Being attached to my analogue technology (ie. the pen and paper), I still find it easier to scribble my thoughts down than to hunch over a keyboard and burn my eyes out. That I do enough making music. So excuse the crudeness, but the following photos are to demonstrate the simplicity of my first planning process and how it evolved to a more sophisticated state. I now have a definite routine I’ll stick to for future projects and have learned a great deal from the success of outcomes in this project that were undertaken with proper planning.
This was my original schedule for the whole project. It could have done with more detail, but I managed to stick to it in most cases. I think where it was lacking was in knowledge of some of the gear I was using, and could have allowed more time for research before the recording process began.

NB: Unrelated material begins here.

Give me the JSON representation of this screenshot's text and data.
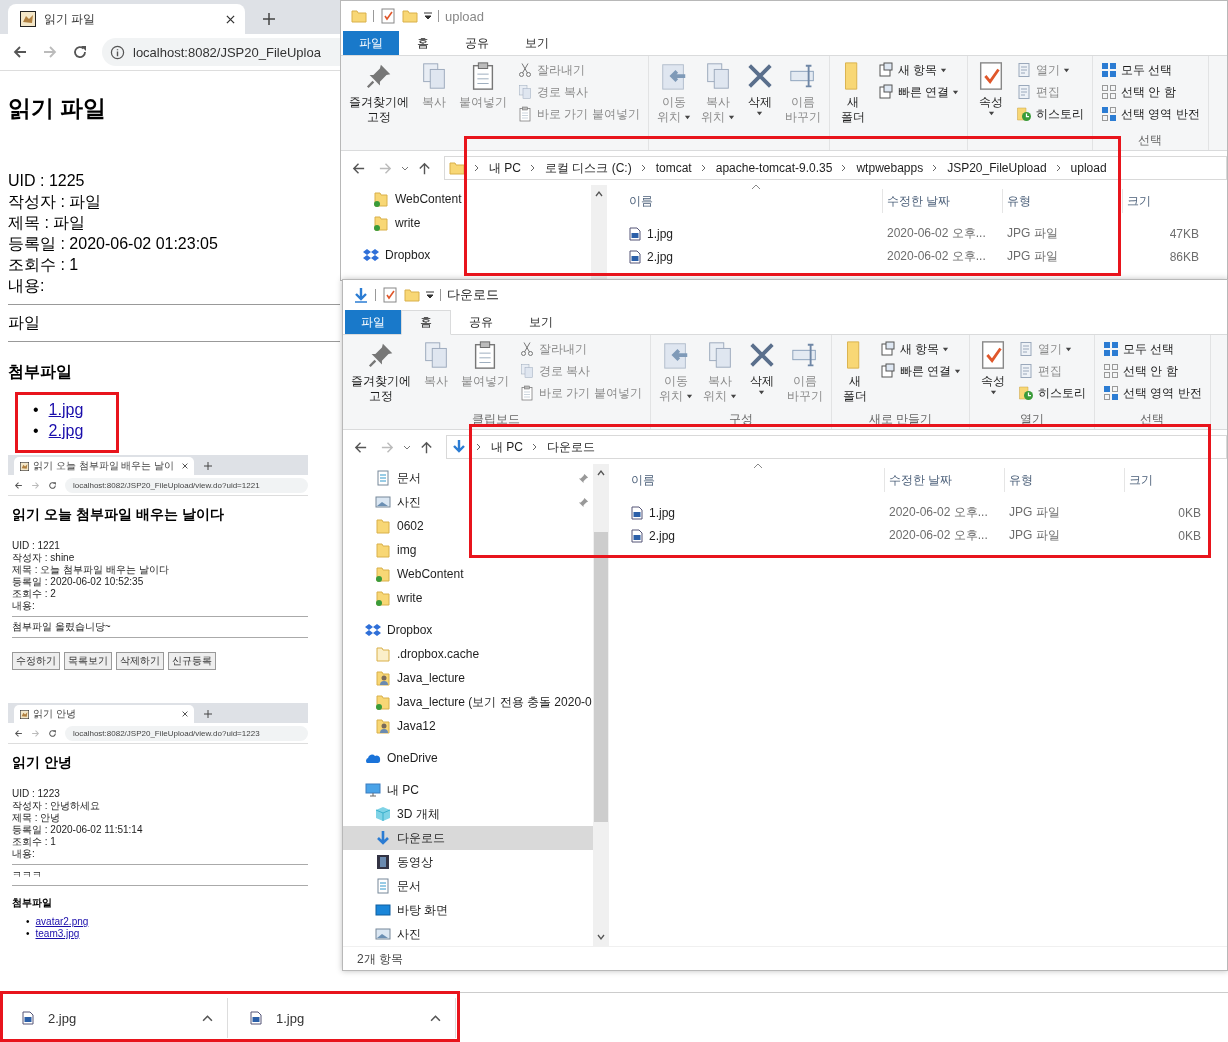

This was just brainstorm (not the original – it was illegible), but shows how I decided I wanted to go with my project.
This is how I planned my first studio session. It actually didn’t go too badly, but I hadn’t yet created a structure on which to reflect upon successes, learn from failures, and improve.
This was further into the process. By this time I had learned to add a schedule to plan out not just mics, but outboard gear and any pre-notions of settings I would use on the desk. I had created a contingency plan, outlined what would be my replacement mics if my first choices were not available, and drew a simple diagram of the drum setup with each channel labelled (having this in front of me really helped during recording). Most importantly had given myself a mission goal as to what I was hoping to achieve with the session. Lastly, I then made a brief note on the result which could have been more detailed, but either way was an improvement.

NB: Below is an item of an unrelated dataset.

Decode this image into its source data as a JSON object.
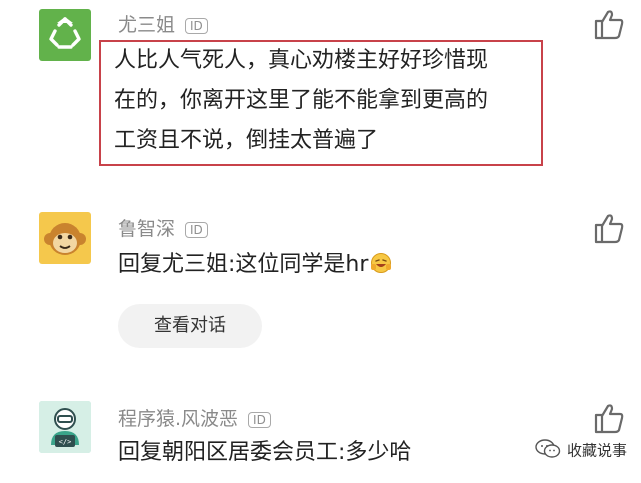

By this stage my planning had come to a point which I am now happy to incorporate as a routine. As well as doing everything in my 3rd session plan, by studio session 5 I had added diagrams of any patching, routing or basically anything that I was not yet totally familiar with. When plans changed in these aspects, I drew up a new diagram detailing the newly learned process a tutor had showed me to better my recording. I took down notes, elaborated on my successes and failures, and also wrote myself a list of things to remember for the future.
These are notes I took down from an earlier presentation from one of my works in progress, as well as a meeting with my tutor Colin Webber to get his critique on the song. I made a point of acting on a lot of what was said.

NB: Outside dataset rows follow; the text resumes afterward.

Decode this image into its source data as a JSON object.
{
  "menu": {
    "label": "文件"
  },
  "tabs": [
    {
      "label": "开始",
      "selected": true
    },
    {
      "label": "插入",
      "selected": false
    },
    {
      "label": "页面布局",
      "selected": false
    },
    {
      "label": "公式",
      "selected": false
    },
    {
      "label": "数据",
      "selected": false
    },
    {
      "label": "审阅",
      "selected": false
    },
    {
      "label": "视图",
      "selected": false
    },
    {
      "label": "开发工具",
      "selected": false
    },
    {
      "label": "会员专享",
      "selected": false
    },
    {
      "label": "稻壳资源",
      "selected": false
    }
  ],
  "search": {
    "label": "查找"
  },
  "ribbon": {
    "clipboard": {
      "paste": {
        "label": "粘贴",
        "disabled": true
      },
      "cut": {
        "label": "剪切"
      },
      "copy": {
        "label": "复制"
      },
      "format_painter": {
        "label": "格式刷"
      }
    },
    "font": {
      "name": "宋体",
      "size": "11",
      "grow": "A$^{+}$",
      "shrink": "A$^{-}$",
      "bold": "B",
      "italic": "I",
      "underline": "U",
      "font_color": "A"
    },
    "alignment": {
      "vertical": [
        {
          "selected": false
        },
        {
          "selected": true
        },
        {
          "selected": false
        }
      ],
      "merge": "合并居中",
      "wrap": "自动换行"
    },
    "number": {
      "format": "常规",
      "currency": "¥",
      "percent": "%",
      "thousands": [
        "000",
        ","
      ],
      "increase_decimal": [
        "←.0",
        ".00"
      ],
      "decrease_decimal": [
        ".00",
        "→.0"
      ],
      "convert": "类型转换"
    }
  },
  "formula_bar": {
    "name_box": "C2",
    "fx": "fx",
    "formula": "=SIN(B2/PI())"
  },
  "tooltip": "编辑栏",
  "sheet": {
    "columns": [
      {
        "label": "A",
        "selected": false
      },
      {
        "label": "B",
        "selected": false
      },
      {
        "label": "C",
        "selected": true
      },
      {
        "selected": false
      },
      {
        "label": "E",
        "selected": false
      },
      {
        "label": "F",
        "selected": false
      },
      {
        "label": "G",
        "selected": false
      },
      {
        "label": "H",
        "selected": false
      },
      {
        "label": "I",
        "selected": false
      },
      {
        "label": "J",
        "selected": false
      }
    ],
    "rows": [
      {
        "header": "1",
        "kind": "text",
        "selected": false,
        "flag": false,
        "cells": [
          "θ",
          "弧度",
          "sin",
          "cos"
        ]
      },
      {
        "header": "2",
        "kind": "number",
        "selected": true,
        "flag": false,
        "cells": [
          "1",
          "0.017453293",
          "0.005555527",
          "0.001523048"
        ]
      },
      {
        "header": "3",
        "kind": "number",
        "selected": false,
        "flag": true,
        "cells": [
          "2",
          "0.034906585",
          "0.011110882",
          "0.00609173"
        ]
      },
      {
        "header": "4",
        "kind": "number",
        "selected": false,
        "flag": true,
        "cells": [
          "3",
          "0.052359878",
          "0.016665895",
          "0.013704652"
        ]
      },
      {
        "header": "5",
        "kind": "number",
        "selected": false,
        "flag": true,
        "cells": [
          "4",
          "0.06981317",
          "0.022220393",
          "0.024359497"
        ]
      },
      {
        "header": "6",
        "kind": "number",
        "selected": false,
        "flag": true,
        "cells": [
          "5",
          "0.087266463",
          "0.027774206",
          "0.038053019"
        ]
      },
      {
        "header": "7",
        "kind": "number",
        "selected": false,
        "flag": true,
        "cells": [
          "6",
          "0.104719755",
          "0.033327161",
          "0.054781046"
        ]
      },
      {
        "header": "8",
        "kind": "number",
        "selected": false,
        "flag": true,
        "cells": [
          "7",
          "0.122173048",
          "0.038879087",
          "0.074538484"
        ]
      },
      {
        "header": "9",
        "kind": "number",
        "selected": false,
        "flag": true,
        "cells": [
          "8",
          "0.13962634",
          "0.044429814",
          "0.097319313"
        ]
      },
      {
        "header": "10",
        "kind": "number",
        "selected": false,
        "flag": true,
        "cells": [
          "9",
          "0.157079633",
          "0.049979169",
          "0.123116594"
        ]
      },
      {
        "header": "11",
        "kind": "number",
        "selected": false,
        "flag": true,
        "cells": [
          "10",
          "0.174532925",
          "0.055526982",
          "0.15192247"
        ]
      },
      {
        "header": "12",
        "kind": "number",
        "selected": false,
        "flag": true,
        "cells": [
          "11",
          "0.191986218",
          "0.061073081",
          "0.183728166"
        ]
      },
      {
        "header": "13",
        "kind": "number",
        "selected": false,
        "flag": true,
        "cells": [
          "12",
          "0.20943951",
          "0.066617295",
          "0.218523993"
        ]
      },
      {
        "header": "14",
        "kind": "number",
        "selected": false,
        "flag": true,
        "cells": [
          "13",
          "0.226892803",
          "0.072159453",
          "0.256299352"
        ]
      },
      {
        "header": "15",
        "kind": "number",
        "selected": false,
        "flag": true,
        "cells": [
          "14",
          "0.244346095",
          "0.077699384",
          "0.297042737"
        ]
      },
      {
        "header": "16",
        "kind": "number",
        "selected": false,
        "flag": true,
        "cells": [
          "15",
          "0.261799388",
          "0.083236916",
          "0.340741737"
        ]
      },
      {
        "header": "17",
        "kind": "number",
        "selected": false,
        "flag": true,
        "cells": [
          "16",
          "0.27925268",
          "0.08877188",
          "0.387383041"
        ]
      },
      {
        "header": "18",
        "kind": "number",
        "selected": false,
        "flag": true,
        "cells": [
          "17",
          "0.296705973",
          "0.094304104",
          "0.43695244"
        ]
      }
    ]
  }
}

This is a list of the learning outcomes for the units and how I planned to address them. It was sometime between week 8 and 9 of the trimester that this was written. I had been feeling anxious and overwhelmed by the task at hand, and found that breaking down each learning outcome individually and creating a step-by-step guideline for myself helped me simplify the problem, get back on track and regain my confidence.